Further down the road toward Tsuchiura (in the east) the road cuts through another archaeological site – the hills you see on both sides are a complex of KOFUN burial mounds

I found this old “Cultural Asset” sign in the woods. It reads : Kashima-sama Kofun.

A statue of Jizo in a cemetery on top of the Kashima-sama.

Further down the road, to the east, you can find this artificial fishing pond, the Kamigo Ike Pond, which was created after the road was put in. I recently discovered the the hills around this pond are also tumuli AND the site of a Shinto shrine.

Here is a signboard marking the path to the Daihakusan Kofun tumulus and the site of the former Hakusan Shrine

The path goes through this bamboo grove

Signs marking the path


  • Mamoru Shimizu says:

    Thanks Avi-san!
    I finally found Hanamuro-Jo today. As you wrote it was good location to build fortress. Now empty area. it reminded me famous Japanese song Kojo-no-Tsuki(荒城の月:Moon above the ruined castle)also Matsuo Basyo’ famous poem :松尾芭蕉 ”Natsukusaya Tuwamono domoga Yumenoato(夏草や、つわものどもが、夢の跡:Grass of summer, its reminds ruin of dreams of Samurais). The sky was very clear and could feel warmth of early spring, so my impression was not sad about those people who used to live in this castle.

    Next I visited Kakuouji(覚王寺:Buddhist temple of Sodo-syu-Zen: 曹洞宗–禅) near Hanamuro-Jo. This was around 500years old (not so old as a Japanese Temple). The temple itself were renewed its roof several years ago from Kaya (thatch) to Kawara. It was my surprise there are so many gorgeous newly build tomb-stones, beside them very old stones of the family in Edo-era. This was my guess that the new road opened there might be compensation. But it was a good thing to innovate continua-ting family’s graveyard. Also I found there family names of “Ohtsu”and “Odakura”. Those may be descendant of Load Ohtsu Nagato no Kami of Hanamuro-castle, and Load Oda of Oda- castle.

    I felt sorry to see a big stone monument to find there were around twenty ordinal solders names carved, who lost their lives during WWⅡ- fighting, their fathers and brothers praised them on the back.

    I ate my humble lunch on the outdoor bench and tables in the temple, watching one third blossomed old-tree white Ume(梅:apricot)in the garden with plenty sunshine . Nice feeling!!
    And female Jyobitaki came and stopped near my place!! WA-O!!
    I could finally recognize JYOBITAKI!
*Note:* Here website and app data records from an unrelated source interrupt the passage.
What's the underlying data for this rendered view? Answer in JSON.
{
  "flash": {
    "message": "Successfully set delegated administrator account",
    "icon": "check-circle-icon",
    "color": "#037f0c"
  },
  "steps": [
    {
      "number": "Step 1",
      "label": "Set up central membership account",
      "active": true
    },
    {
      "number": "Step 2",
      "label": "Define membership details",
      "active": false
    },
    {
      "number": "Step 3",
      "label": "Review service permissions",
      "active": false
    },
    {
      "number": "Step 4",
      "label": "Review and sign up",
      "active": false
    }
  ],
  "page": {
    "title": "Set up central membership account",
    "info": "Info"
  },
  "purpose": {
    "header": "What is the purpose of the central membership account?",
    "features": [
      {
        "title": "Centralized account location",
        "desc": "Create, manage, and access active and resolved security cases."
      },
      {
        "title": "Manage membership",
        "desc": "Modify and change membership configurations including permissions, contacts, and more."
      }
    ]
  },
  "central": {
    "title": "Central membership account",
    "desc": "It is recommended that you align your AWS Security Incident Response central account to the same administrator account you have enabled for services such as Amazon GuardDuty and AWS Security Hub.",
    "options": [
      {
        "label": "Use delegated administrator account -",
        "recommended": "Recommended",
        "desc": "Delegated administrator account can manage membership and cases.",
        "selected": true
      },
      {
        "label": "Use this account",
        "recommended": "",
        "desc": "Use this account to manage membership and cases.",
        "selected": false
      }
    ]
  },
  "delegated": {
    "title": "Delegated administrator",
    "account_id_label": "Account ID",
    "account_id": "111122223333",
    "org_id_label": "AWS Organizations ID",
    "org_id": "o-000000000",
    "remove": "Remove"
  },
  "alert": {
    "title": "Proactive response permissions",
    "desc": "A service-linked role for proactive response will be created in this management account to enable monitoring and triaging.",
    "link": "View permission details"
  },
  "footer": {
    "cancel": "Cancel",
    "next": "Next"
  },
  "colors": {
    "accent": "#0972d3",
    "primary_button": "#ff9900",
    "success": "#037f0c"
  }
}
  • Avi Landau says:

    Mamoru-San! Its seems you had a great day! The weather was perfect, too!
    Did you go inside the main hall of KAKUO-JI. There are some sculptures of interest ( I have posted pictures of them on Tsukublog this past summer).
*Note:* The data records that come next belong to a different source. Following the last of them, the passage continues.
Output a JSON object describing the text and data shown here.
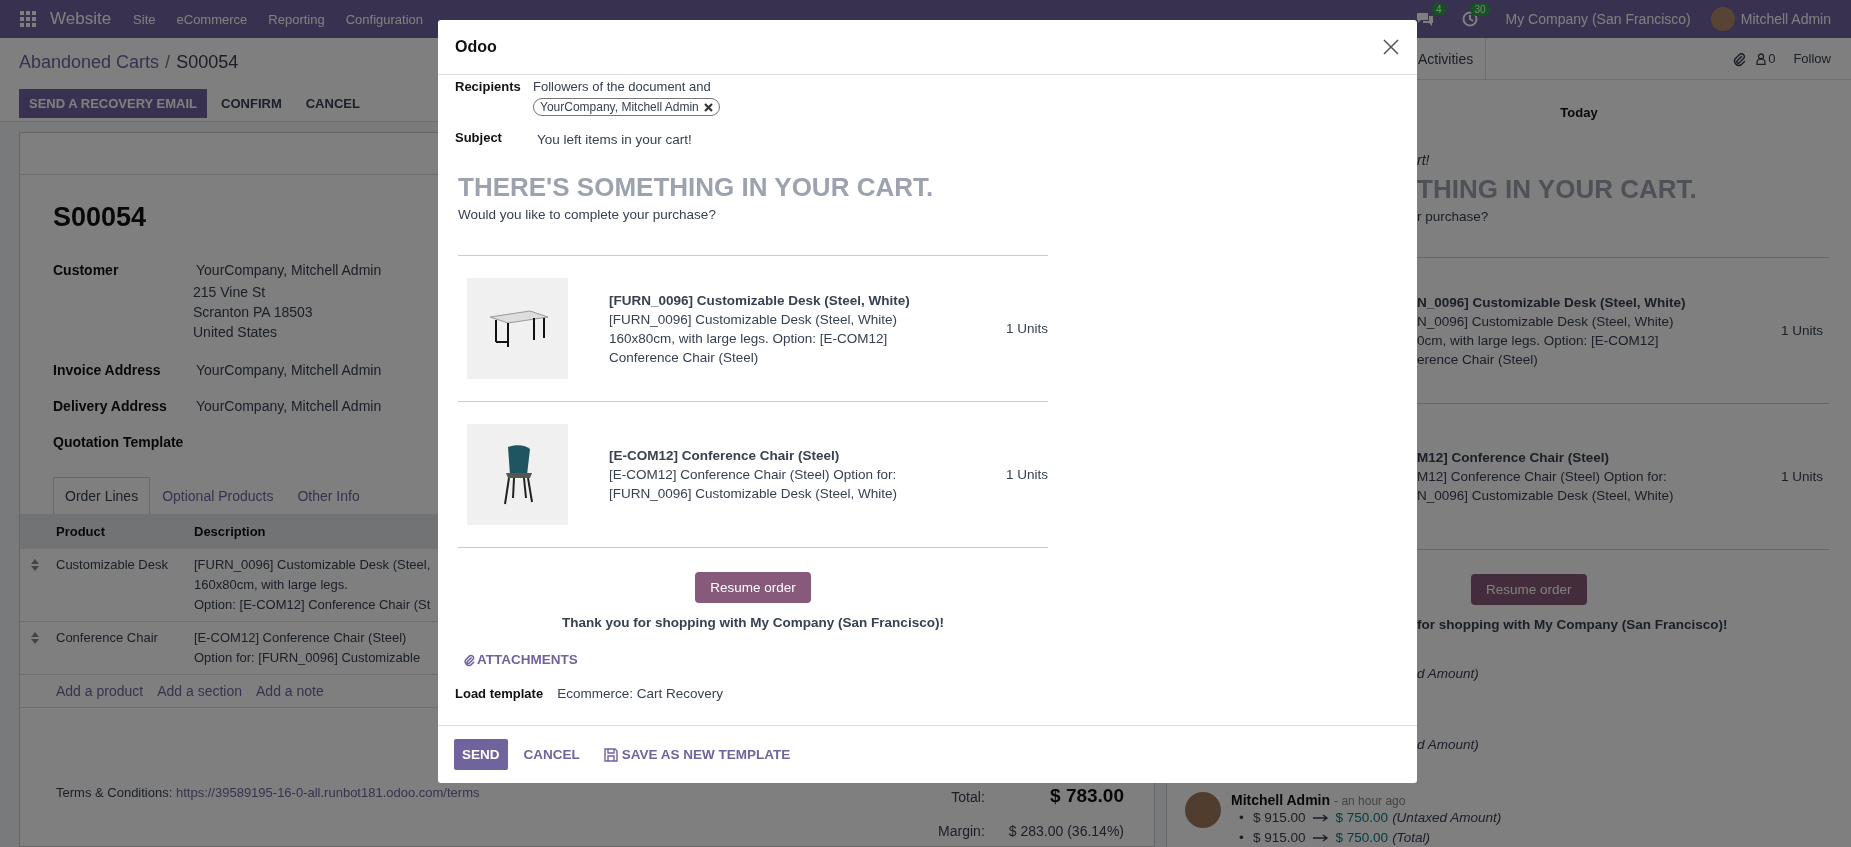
{
  "navbar": {
    "app": "Website",
    "menu": [
      "Site",
      "eCommerce",
      "Reporting",
      "Configuration"
    ],
    "messages_badge": "4",
    "activities_badge": "30",
    "company": "My Company (San Francisco)",
    "user": "Mitchell Admin"
  },
  "control_panel": {
    "breadcrumb_parent": "Abandoned Carts",
    "separator": "/",
    "breadcrumb_current": "S00054",
    "actions": [
      {
        "label": "SEND A RECOVERY EMAIL",
        "primary": true
      },
      {
        "label": "CONFIRM",
        "primary": false
      },
      {
        "label": "CANCEL",
        "primary": false
      }
    ]
  },
  "form": {
    "name": "S00054",
    "fields": [
      {
        "label": "Customer",
        "value": "YourCompany, Mitchell Admin",
        "address": [
          "215 Vine St",
          "Scranton PA 18503",
          "United States"
        ]
      },
      {
        "label": "Invoice Address",
        "value": "YourCompany, Mitchell Admin"
      },
      {
        "label": "Delivery Address",
        "value": "YourCompany, Mitchell Admin"
      },
      {
        "label": "Quotation Template"
      }
    ],
    "tabs": [
      {
        "label": "Order Lines",
        "selected": true
      },
      {
        "label": "Optional Products",
        "selected": false
      },
      {
        "label": "Other Info",
        "selected": false
      }
    ],
    "columns": [
      "Product",
      "Description"
    ],
    "lines": [
      {
        "product": "Customizable Desk",
        "description": [
          "[FURN_0096] Customizable Desk (Steel,",
          "160x80cm, with large legs.",
          "Option: [E-COM12] Conference Chair (St"
        ]
      },
      {
        "product": "Conference Chair",
        "description": [
          "[E-COM12] Conference Chair (Steel)",
          "Option for: [FURN_0096] Customizable"
        ]
      }
    ],
    "add_links": [
      "Add a product",
      "Add a section",
      "Add a note"
    ],
    "terms_label": "Terms & Conditions:",
    "terms_link": "https://39589195-16-0-all.runbot181.odoo.com/terms",
    "totals": [
      {
        "label": "Total:",
        "value": "$ 783.00",
        "kind": "grand"
      },
      {
        "label": "Margin:",
        "value": "$ 283.00 (36.14%)",
        "kind": "plain"
      }
    ]
  },
  "chatter": {
    "activities": "Activities",
    "followers_count": "0",
    "follow": "Follow",
    "date": "Today",
    "email_fragment": {
      "subject": "rt!",
      "heading": "THING IN YOUR CART.",
      "question": "r purchase?",
      "products": [
        {
          "title": "N_0096] Customizable Desk (Steel, White)",
          "lines": [
            "N_0096] Customizable Desk (Steel, White)",
            "0cm, with large legs. Option: [E-COM12]",
            "erence Chair (Steel)"
          ],
          "quantity": "1 Units"
        },
        {
          "title": "M12] Conference Chair (Steel)",
          "lines": [
            "M12] Conference Chair (Steel) Option for:",
            "N_0096] Customizable Desk (Steel, White)"
          ],
          "quantity": "1 Units"
        }
      ],
      "button": "Resume order",
      "thanks": "for shopping with My Company (San Francisco)!",
      "notes": [
        "d Amount)",
        "d Amount)"
      ]
    },
    "message": {
      "author": "Mitchell Admin",
      "time": "- an hour ago",
      "marker": "•",
      "changes": [
        {
          "old": "$ 915.00",
          "new": "$ 750.00",
          "field": "(Untaxed Amount)"
        },
        {
          "old": "$ 915.00",
          "new": "$ 750.00",
          "field": "(Total)"
        }
      ]
    }
  },
  "dialog": {
    "title": "Odoo",
    "recipients_label": "Recipients",
    "recipients_text": "Followers of the document and",
    "recipient_tags": [
      "YourCompany, Mitchell Admin"
    ],
    "subject_label": "Subject",
    "subject": "You left items in your cart!",
    "email": {
      "heading": "THERE'S SOMETHING IN YOUR CART.",
      "question": "Would you like to complete your purchase?",
      "products": [
        {
          "title": "[FURN_0096] Customizable Desk (Steel, White)",
          "lines": [
            "[FURN_0096] Customizable Desk (Steel, White)",
            "160x80cm, with large legs. Option: [E-COM12]",
            "Conference Chair (Steel)"
          ],
          "quantity": "1 Units"
        },
        {
          "title": "[E-COM12] Conference Chair (Steel)",
          "lines": [
            "[E-COM12] Conference Chair (Steel) Option for:",
            "[FURN_0096] Customizable Desk (Steel, White)"
          ],
          "quantity": "1 Units"
        }
      ],
      "button": "Resume order",
      "thanks": "Thank you for shopping with My Company (San Francisco)!"
    },
    "attachments": "ATTACHMENTS",
    "template_label": "Load template",
    "template": "Ecommerce: Cart Recovery",
    "buttons": [
      {
        "label": "SEND",
        "primary": true,
        "icon": false
      },
      {
        "label": "CANCEL",
        "primary": false,
        "icon": false
      },
      {
        "label": "SAVE AS NEW TEMPLATE",
        "primary": false,
        "icon": true
      }
    ]
  }
}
    And how about the MIGAWARI STONE? If you didnt find it this time I will give you more detailed directions.

    Im glad you enjoyed!

  • Mamoru Shimizu says:

    To tell the truth I searched MIGAWARI STONE around the Hanamuro-JO but could not find!! Decided to visit central library to read Tsukuba-town Historical book,locked my bicycle, found it closed even it was Thursday, had to Pay 150en. A litle bit regrettable thing for a good day.

  • Avi Landau says:

    Mamoru-San, that is too bad about not finding the MIGAWARI STONE.
    Here are some clear directions.
    Coming from Tsukuba Center, take the Tsuchiura Gakuen Line to the Hanamuro Interesection.
    Turn left.
    Go straight to the first traffic light. Stop there if you are on bicycle, and start walking to the left.
    If you look over to the right side, you will notice a small wooded hill or mound. That is where the stone is. cross
    over to the other side and you will find a paved pathway to the stairs leading up to the HOKORA ( the housing for the stone).
    There is also a large stone tablet which explains which gives the story.
    Happy Explorings!